# Problem to work on
Go through the records and report each line holding the string "count".

Items from a dataset
==========

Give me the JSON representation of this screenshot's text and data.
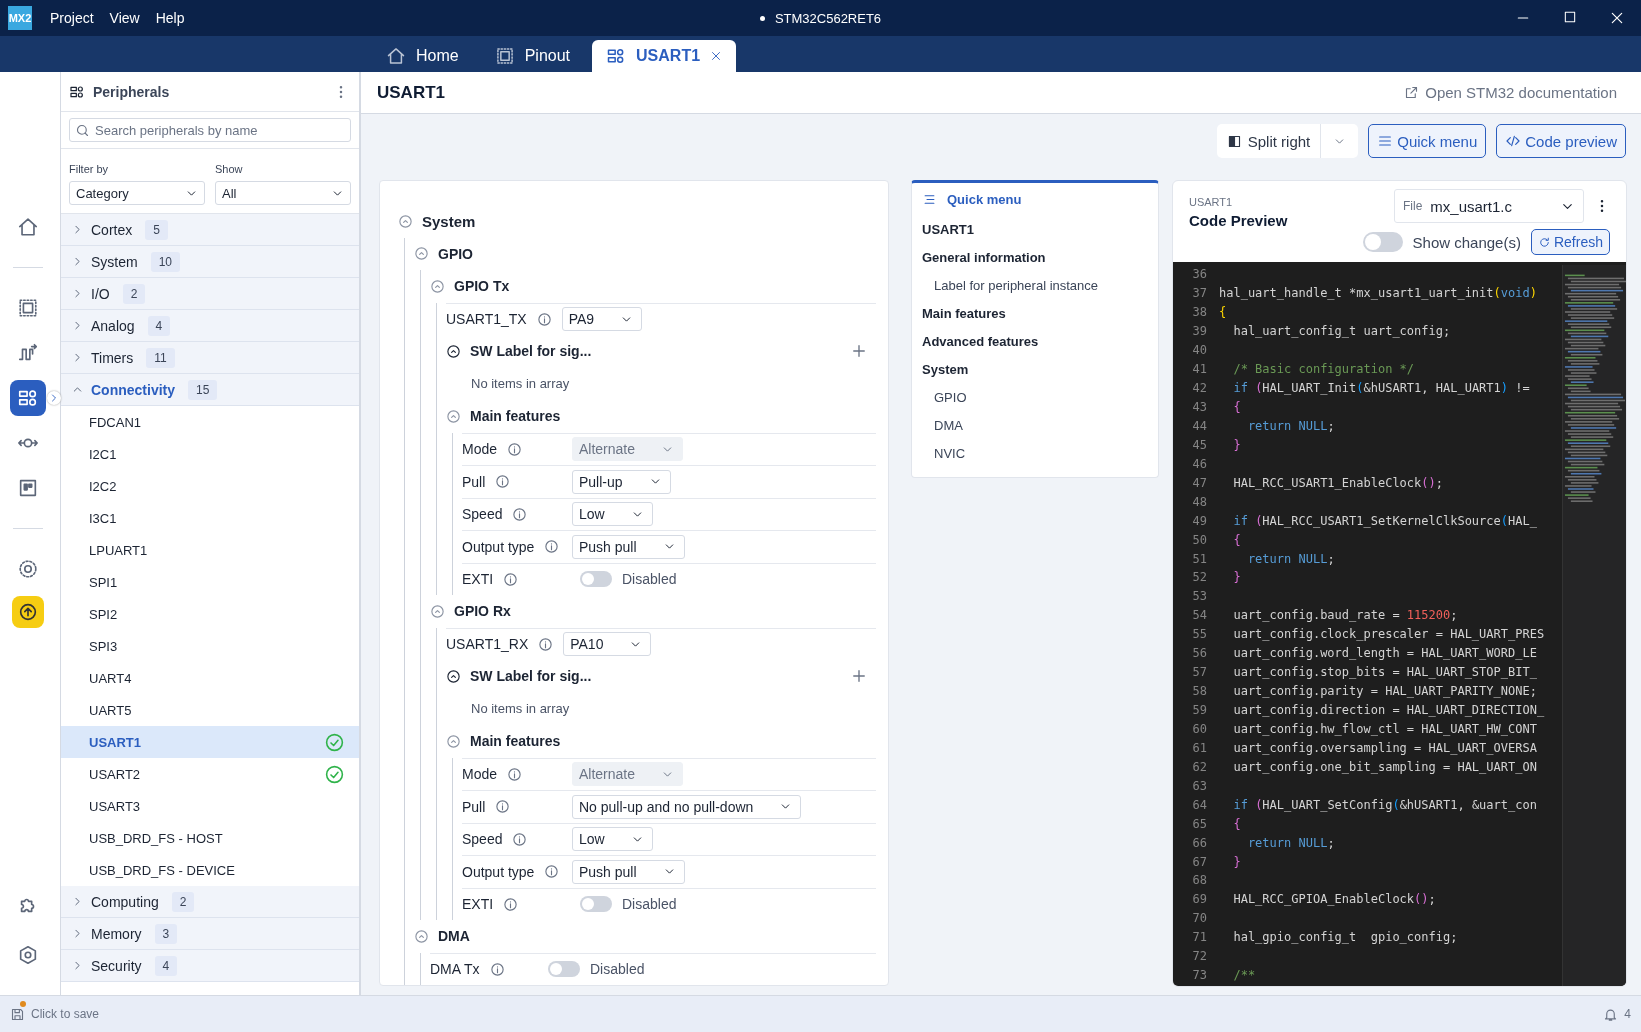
{
  "titlebar": {
    "logo": "MX2",
    "menu": [
      "Project",
      "View",
      "Help"
    ],
    "unsaved": true,
    "title": "STM32C562RET6"
  },
  "tabs": [
    {
      "label": "Home",
      "kind": "home",
      "selected": false,
      "closable": false
    },
    {
      "label": "Pinout",
      "kind": "chip",
      "selected": false,
      "closable": false
    },
    {
      "label": "USART1",
      "kind": "blocks",
      "selected": true,
      "closable": true
    }
  ],
  "rail": {
    "top": [
      {
        "kind": "home",
        "selected": false
      }
    ],
    "middle": [
      {
        "kind": "chip",
        "selected": false
      },
      {
        "kind": "wave",
        "selected": false
      },
      {
        "kind": "blocks",
        "selected": true
      },
      {
        "kind": "connector",
        "selected": false
      },
      {
        "kind": "board",
        "selected": false
      }
    ],
    "tools": [
      {
        "kind": "gear",
        "selected": false
      },
      {
        "kind": "upload",
        "selected": false
      }
    ],
    "bottom": [
      {
        "kind": "puzzle",
        "selected": false
      },
      {
        "kind": "hexagon",
        "selected": false
      }
    ]
  },
  "peripherals": {
    "title": "Peripherals",
    "search": {
      "placeholder": "Search peripherals by name"
    },
    "filter_by": {
      "label": "Filter by",
      "value": "Category"
    },
    "show": {
      "label": "Show",
      "value": "All"
    },
    "categories": [
      {
        "label": "Cortex",
        "count": "5",
        "expanded": false
      },
      {
        "label": "System",
        "count": "10",
        "expanded": false
      },
      {
        "label": "I/O",
        "count": "2",
        "expanded": false
      },
      {
        "label": "Analog",
        "count": "4",
        "expanded": false
      },
      {
        "label": "Timers",
        "count": "11",
        "expanded": false
      },
      {
        "label": "Connectivity",
        "count": "15",
        "expanded": true,
        "children": [
          {
            "label": "FDCAN1",
            "selected": false,
            "configured": false
          },
          {
            "label": "I2C1",
            "selected": false,
            "configured": false
          },
          {
            "label": "I2C2",
            "selected": false,
            "configured": false
          },
          {
            "label": "I3C1",
            "selected": false,
            "configured": false
          },
          {
            "label": "LPUART1",
            "selected": false,
            "configured": false
          },
          {
            "label": "SPI1",
            "selected": false,
            "configured": false
          },
          {
            "label": "SPI2",
            "selected": false,
            "configured": false
          },
          {
            "label": "SPI3",
            "selected": false,
            "configured": false
          },
          {
            "label": "UART4",
            "selected": false,
            "configured": false
          },
          {
            "label": "UART5",
            "selected": false,
            "configured": false
          },
          {
            "label": "USART1",
            "selected": true,
            "configured": true
          },
          {
            "label": "USART2",
            "selected": false,
            "configured": true
          },
          {
            "label": "USART3",
            "selected": false,
            "configured": false
          },
          {
            "label": "USB_DRD_FS - HOST",
            "selected": false,
            "configured": false
          },
          {
            "label": "USB_DRD_FS - DEVICE",
            "selected": false,
            "configured": false
          }
        ]
      },
      {
        "label": "Computing",
        "count": "2",
        "expanded": false
      },
      {
        "label": "Memory",
        "count": "3",
        "expanded": false
      },
      {
        "label": "Security",
        "count": "4",
        "expanded": false
      }
    ]
  },
  "page": {
    "title": "USART1",
    "doc_link": "Open STM32 documentation"
  },
  "toolbar": {
    "split": "Split right",
    "quick_menu": "Quick menu",
    "code_preview": "Code preview"
  },
  "config_tree": [
    {
      "kind": "group",
      "label": "System",
      "expanded": true,
      "children": [
        {
          "kind": "group",
          "label": "GPIO",
          "expanded": true,
          "children": [
            {
              "kind": "group",
              "label": "GPIO Tx",
              "expanded": true,
              "children": [
                {
                  "kind": "select",
                  "label": "USART1_TX",
                  "value": "PA9",
                  "disabled": false
                },
                {
                  "kind": "array",
                  "label": "SW Label for sig...",
                  "expanded": true,
                  "empty_text": "No items in array"
                },
                {
                  "kind": "group",
                  "label": "Main features",
                  "expanded": true,
                  "children": [
                    {
                      "kind": "select",
                      "label": "Mode",
                      "value": "Alternate",
                      "disabled": true
                    },
                    {
                      "kind": "select",
                      "label": "Pull",
                      "value": "Pull-up",
                      "disabled": false
                    },
                    {
                      "kind": "select",
                      "label": "Speed",
                      "value": "Low",
                      "disabled": false
                    },
                    {
                      "kind": "select",
                      "label": "Output type",
                      "value": "Push pull",
                      "disabled": false
                    },
                    {
                      "kind": "toggle",
                      "label": "EXTI",
                      "on": false,
                      "state_text": "Disabled"
                    }
                  ]
                }
              ]
            },
            {
              "kind": "group",
              "label": "GPIO Rx",
              "expanded": true,
              "children": [
                {
                  "kind": "select",
                  "label": "USART1_RX",
                  "value": "PA10",
                  "disabled": false
                },
                {
                  "kind": "array",
                  "label": "SW Label for sig...",
                  "expanded": true,
                  "empty_text": "No items in array"
                },
                {
                  "kind": "group",
                  "label": "Main features",
                  "expanded": true,
                  "children": [
                    {
                      "kind": "select",
                      "label": "Mode",
                      "value": "Alternate",
                      "disabled": true
                    },
                    {
                      "kind": "select",
                      "label": "Pull",
                      "value": "No pull-up and no pull-down",
                      "disabled": false
                    },
                    {
                      "kind": "select",
                      "label": "Speed",
                      "value": "Low",
                      "disabled": false
                    },
                    {
                      "kind": "select",
                      "label": "Output type",
                      "value": "Push pull",
                      "disabled": false
                    },
                    {
                      "kind": "toggle",
                      "label": "EXTI",
                      "on": false,
                      "state_text": "Disabled"
                    }
                  ]
                }
              ]
            }
          ]
        },
        {
          "kind": "group",
          "label": "DMA",
          "expanded": true,
          "children": [
            {
              "kind": "toggle",
              "label": "DMA Tx",
              "on": false,
              "state_text": "Disabled"
            }
          ]
        }
      ]
    }
  ],
  "quick_menu": {
    "title": "Quick menu",
    "items": [
      {
        "label": "USART1"
      },
      {
        "label": "General information",
        "children": [
          {
            "label": "Label for peripheral instance"
          }
        ]
      },
      {
        "label": "Main features"
      },
      {
        "label": "Advanced features"
      },
      {
        "label": "System",
        "children": [
          {
            "label": "GPIO"
          },
          {
            "label": "DMA"
          },
          {
            "label": "NVIC"
          }
        ]
      }
    ]
  },
  "code_preview": {
    "peripheral": "USART1",
    "title": "Code Preview",
    "file": {
      "label": "File",
      "value": "mx_usart1.c"
    },
    "show_changes": {
      "label": "Show change(s)",
      "on": false
    },
    "refresh": "Refresh",
    "lines": [
      {
        "number": "36"
      },
      {
        "number": "37",
        "segments": [
          {
            "kind": "plain",
            "text": "hal_uart_handle_t *mx_usart1_uart_init"
          },
          {
            "kind": "bracket1",
            "text": "("
          },
          {
            "kind": "keyword",
            "text": "void"
          },
          {
            "kind": "bracket1",
            "text": ")"
          }
        ]
      },
      {
        "number": "38",
        "segments": [
          {
            "kind": "bracket1",
            "text": "{"
          }
        ]
      },
      {
        "number": "39",
        "segments": [
          {
            "kind": "plain",
            "text": "  hal_uart_config_t uart_config;"
          }
        ]
      },
      {
        "number": "40"
      },
      {
        "number": "41",
        "segments": [
          {
            "kind": "comment",
            "text": "  /* Basic configuration */"
          }
        ]
      },
      {
        "number": "42",
        "segments": [
          {
            "kind": "keyword",
            "text": "  if "
          },
          {
            "kind": "bracket2",
            "text": "("
          },
          {
            "kind": "plain",
            "text": "HAL_UART_Init"
          },
          {
            "kind": "bracket3",
            "text": "("
          },
          {
            "kind": "plain",
            "text": "&hUSART1, HAL_UART1"
          },
          {
            "kind": "bracket3",
            "text": ")"
          },
          {
            "kind": "plain",
            "text": " !="
          }
        ]
      },
      {
        "number": "43",
        "segments": [
          {
            "kind": "bracket2",
            "text": "  {"
          }
        ]
      },
      {
        "number": "44",
        "segments": [
          {
            "kind": "keyword",
            "text": "    return NULL"
          },
          {
            "kind": "plain",
            "text": ";"
          }
        ]
      },
      {
        "number": "45",
        "segments": [
          {
            "kind": "bracket2",
            "text": "  }"
          }
        ]
      },
      {
        "number": "46"
      },
      {
        "number": "47",
        "segments": [
          {
            "kind": "plain",
            "text": "  HAL_RCC_USART1_EnableClock"
          },
          {
            "kind": "bracket2",
            "text": "()"
          },
          {
            "kind": "plain",
            "text": ";"
          }
        ]
      },
      {
        "number": "48"
      },
      {
        "number": "49",
        "segments": [
          {
            "kind": "keyword",
            "text": "  if "
          },
          {
            "kind": "bracket2",
            "text": "("
          },
          {
            "kind": "plain",
            "text": "HAL_RCC_USART1_SetKernelClkSource"
          },
          {
            "kind": "bracket3",
            "text": "("
          },
          {
            "kind": "plain",
            "text": "HAL_"
          }
        ]
      },
      {
        "number": "50",
        "segments": [
          {
            "kind": "bracket2",
            "text": "  {"
          }
        ]
      },
      {
        "number": "51",
        "segments": [
          {
            "kind": "keyword",
            "text": "    return NULL"
          },
          {
            "kind": "plain",
            "text": ";"
          }
        ]
      },
      {
        "number": "52",
        "segments": [
          {
            "kind": "bracket2",
            "text": "  }"
          }
        ]
      },
      {
        "number": "53"
      },
      {
        "number": "54",
        "segments": [
          {
            "kind": "plain",
            "text": "  uart_config.baud_rate = "
          },
          {
            "kind": "number",
            "text": "115200"
          },
          {
            "kind": "plain",
            "text": ";"
          }
        ]
      },
      {
        "number": "55",
        "segments": [
          {
            "kind": "plain",
            "text": "  uart_config.clock_prescaler = HAL_UART_PRES"
          }
        ]
      },
      {
        "number": "56",
        "segments": [
          {
            "kind": "plain",
            "text": "  uart_config.word_length = HAL_UART_WORD_LE"
          }
        ]
      },
      {
        "number": "57",
        "segments": [
          {
            "kind": "plain",
            "text": "  uart_config.stop_bits = HAL_UART_STOP_BIT_"
          }
        ]
      },
      {
        "number": "58",
        "segments": [
          {
            "kind": "plain",
            "text": "  uart_config.parity = HAL_UART_PARITY_NONE;"
          }
        ]
      },
      {
        "number": "59",
        "segments": [
          {
            "kind": "plain",
            "text": "  uart_config.direction = HAL_UART_DIRECTION_"
          }
        ]
      },
      {
        "number": "60",
        "segments": [
          {
            "kind": "plain",
            "text": "  uart_config.hw_flow_ctl = HAL_UART_HW_CONT"
          }
        ]
      },
      {
        "number": "61",
        "segments": [
          {
            "kind": "plain",
            "text": "  uart_config.oversampling = HAL_UART_OVERSA"
          }
        ]
      },
      {
        "number": "62",
        "segments": [
          {
            "kind": "plain",
            "text": "  uart_config.one_bit_sampling = HAL_UART_ON"
          }
        ]
      },
      {
        "number": "63"
      },
      {
        "number": "64",
        "segments": [
          {
            "kind": "keyword",
            "text": "  if "
          },
          {
            "kind": "bracket2",
            "text": "("
          },
          {
            "kind": "plain",
            "text": "HAL_UART_SetConfig"
          },
          {
            "kind": "bracket3",
            "text": "("
          },
          {
            "kind": "plain",
            "text": "&hUSART1, &uart_con"
          }
        ]
      },
      {
        "number": "65",
        "segments": [
          {
            "kind": "bracket2",
            "text": "  {"
          }
        ]
      },
      {
        "number": "66",
        "segments": [
          {
            "kind": "keyword",
            "text": "    return NULL"
          },
          {
            "kind": "plain",
            "text": ";"
          }
        ]
      },
      {
        "number": "67",
        "segments": [
          {
            "kind": "bracket2",
            "text": "  }"
          }
        ]
      },
      {
        "number": "68"
      },
      {
        "number": "69",
        "segments": [
          {
            "kind": "plain",
            "text": "  HAL_RCC_GPIOA_EnableClock"
          },
          {
            "kind": "bracket2",
            "text": "()"
          },
          {
            "kind": "plain",
            "text": ";"
          }
        ]
      },
      {
        "number": "70"
      },
      {
        "number": "71",
        "segments": [
          {
            "kind": "plain",
            "text": "  hal_gpio_config_t  gpio_config;"
          }
        ]
      },
      {
        "number": "72"
      },
      {
        "number": "73",
        "segments": [
          {
            "kind": "comment",
            "text": "  /**"
          }
        ]
      }
    ]
  },
  "status_bar": {
    "unsaved": true,
    "save_text": "Click to save",
    "notifications": "4"
  }
}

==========

# Output below
        "count": "5",
        "count": "10",
        "count": "2",
        "count": "4",
        "count": "11",
        "count": "15",
        "count": "2",
        "count": "3",
        "count": "4",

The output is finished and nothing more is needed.